1999 WASBE San Luis Obispo, Kalifornien. Sinfonisches Blasorchester Bern, Switzerland by Sinfonisches Blasorchester Bern, Switzerland. Von Various. Für sinfonische Bläserensemble. Mark Rekorde. Klassik. Audio-CD. Veröffentlicht von Mark Individuelle Musik. MK.3138-MCD. Steve Thomason's wacky cartoons of manic monkeys capture the rambunctious spirit of this disc and of the fine Wind Orchestra of the University of Nevada-Las Vegas. That spirit is especially heard in James Curnow's Fanfare for Spartacus and Steven Bryant's Monkey. Dale Wilson's What Was That Song I Heard You Singing. shows that the band has an affinity for jazz. While much of the work is scored for jazz reio, the band plays backgrounds and interludes, sometimes joining in surreptitiously before taking over. The 24-minute work begins wistfully, then develops a real head of steam with some high-energy improvisation by the trio, led by the excellent UNLV faculty pianist Stefan Karlsson. Faculty bassist Tom Warrington takes a long and very fine solo turn. Eliot Zugmund is the capable drummer. Also heard in a good solo is student tenor saxophonist Rusty Blevins. I enjoyed this interesting, well-crafted, and very attractive piece. The UNLV band makes impressive sounds in Michael Davis s fine arrangement of Jerry Foldsmith's evocative music from the movie The Wind and The Lion.
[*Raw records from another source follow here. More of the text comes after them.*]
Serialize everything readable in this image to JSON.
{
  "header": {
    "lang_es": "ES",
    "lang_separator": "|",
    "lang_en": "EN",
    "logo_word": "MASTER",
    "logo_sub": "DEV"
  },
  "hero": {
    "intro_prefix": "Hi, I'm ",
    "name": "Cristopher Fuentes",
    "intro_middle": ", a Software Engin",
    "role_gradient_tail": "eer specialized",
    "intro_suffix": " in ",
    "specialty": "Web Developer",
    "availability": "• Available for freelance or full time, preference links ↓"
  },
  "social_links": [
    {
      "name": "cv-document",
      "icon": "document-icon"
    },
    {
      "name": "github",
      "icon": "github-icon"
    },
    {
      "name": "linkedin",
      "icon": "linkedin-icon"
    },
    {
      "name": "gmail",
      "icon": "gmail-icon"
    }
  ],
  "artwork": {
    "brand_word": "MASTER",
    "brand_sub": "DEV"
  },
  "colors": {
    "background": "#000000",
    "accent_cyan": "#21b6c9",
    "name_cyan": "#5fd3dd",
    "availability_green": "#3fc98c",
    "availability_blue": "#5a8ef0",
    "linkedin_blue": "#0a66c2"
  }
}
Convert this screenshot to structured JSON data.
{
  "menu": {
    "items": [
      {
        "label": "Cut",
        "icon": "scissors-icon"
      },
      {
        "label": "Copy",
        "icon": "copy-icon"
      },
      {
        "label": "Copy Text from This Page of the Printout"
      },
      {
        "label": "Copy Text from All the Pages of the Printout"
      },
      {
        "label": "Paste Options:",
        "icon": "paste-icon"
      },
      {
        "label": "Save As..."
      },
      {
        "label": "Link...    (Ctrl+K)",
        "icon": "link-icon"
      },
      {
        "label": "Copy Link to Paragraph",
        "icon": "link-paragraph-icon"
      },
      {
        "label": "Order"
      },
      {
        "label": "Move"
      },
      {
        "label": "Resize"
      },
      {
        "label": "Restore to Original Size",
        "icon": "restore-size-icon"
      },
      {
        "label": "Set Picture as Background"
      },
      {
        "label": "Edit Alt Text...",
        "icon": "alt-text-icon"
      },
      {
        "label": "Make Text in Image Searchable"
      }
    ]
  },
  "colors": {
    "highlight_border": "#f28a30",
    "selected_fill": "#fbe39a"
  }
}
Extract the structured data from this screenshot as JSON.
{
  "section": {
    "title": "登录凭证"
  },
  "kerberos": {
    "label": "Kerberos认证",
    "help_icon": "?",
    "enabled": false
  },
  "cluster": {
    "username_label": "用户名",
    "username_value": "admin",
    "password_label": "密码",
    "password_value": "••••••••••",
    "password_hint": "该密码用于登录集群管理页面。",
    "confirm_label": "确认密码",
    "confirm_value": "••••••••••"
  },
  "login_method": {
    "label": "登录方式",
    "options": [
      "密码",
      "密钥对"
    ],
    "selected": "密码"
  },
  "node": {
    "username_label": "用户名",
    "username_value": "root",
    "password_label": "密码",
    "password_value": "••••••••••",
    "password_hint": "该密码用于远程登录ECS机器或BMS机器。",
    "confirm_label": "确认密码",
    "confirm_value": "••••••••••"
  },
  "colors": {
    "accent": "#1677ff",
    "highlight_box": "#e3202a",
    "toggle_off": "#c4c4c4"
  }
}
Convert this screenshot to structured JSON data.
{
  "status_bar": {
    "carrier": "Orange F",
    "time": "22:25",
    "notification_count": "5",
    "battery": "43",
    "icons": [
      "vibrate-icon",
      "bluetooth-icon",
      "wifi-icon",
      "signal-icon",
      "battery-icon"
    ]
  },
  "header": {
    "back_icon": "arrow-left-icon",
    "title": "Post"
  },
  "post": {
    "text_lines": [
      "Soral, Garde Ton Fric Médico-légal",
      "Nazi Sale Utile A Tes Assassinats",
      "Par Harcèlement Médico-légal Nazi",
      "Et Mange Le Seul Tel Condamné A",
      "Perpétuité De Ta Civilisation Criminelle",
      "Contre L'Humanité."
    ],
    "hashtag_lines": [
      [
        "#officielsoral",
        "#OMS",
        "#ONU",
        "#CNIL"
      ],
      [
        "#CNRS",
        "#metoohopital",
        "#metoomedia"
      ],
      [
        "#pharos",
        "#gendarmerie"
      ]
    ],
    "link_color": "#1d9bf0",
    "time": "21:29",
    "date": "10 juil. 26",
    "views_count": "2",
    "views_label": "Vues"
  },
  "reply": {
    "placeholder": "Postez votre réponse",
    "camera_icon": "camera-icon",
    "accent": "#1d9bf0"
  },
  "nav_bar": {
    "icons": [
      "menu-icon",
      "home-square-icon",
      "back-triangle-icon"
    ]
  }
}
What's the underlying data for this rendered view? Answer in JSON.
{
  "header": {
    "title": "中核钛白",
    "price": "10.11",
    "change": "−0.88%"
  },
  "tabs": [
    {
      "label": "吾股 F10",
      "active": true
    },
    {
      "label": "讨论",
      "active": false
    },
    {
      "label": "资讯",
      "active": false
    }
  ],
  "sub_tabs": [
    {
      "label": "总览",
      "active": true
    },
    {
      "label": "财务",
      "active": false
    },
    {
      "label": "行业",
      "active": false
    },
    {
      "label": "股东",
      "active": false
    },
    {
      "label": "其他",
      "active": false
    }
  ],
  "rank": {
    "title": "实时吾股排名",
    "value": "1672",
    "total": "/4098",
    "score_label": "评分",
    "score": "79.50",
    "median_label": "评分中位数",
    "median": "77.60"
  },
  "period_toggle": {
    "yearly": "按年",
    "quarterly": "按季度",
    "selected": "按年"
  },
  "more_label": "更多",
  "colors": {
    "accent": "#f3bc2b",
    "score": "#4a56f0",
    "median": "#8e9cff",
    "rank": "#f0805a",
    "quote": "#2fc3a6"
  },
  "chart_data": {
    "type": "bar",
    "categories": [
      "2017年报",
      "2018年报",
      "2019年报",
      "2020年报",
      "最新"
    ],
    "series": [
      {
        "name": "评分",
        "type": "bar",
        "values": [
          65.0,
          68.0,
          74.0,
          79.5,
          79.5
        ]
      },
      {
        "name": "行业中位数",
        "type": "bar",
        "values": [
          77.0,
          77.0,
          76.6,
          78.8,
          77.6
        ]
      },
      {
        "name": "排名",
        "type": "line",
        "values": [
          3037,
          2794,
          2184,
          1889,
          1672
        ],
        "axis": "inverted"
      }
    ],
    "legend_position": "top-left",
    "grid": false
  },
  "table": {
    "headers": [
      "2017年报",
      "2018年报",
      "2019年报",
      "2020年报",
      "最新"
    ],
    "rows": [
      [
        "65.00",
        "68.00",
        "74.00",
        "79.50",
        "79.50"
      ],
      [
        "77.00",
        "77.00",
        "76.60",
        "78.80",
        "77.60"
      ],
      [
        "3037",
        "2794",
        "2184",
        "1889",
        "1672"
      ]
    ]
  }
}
After a stirring opening section, sensitive lines are nicely delivered by woodwind soloists. A series of energetic section passages ensue, first by clarinets, then by trumpets. And so it goes through a 17-minute collage that reminds me strongly of Johan deMeij s epic Symphony 1, Lord of the Rings. I hope this terrific arrangement is readily available. Standard band literature includes Julius Fucik's Thunder and Blazes and Ralph Vaughan Williams s Flourish for Glorious John. Claude T. Smith based his Variations on a Hymn by Louis Bourgeois on the Doxology, a nicely restrained example of a band genre favored by such composers as David Holsinger and the late Fischer Tull. And then there is Alfred Reed's Praise Jerusalem, not heard here since the Trenton State University band did it some years ago. Mai. Juni 1996. 245. I wonder why it is not played more often. Band directors who are thinking about programming La Fiesta Mexicana for the umpteenth time should consider this spectacular work instead. The UNLV musicians give it a powerful reading. The program ends with the UNLV Alma Mater, composed in 1997 by Eric Whitacre, orchestrated by Anthony LaBounty, with text by Robyn Lemon and band director Thomas Leslie. The engineers trove for balande here, so the melody isn't always clearly audible, and the words--as sun by the UNLV Chamber Chorale--cannot be understood. But the pretty song makes the desired effect. --American Record Guide September. October 2001. CDs hören sind traditionelle Musikaufnahmen. Hören CDs machen eine große Bildungsergänzung - hören Sie die Musik-Profis Ausnahme Sie lernen spielen. Oder genießen Sie einfach die Musik hören, die Sie lieben. Symphonette No. 2. Serenade in Eb, Op. 7. Et in terra pax. Poema Alpestre Mvt. 1-7. Sisch abe a Monsch Uf Aeida.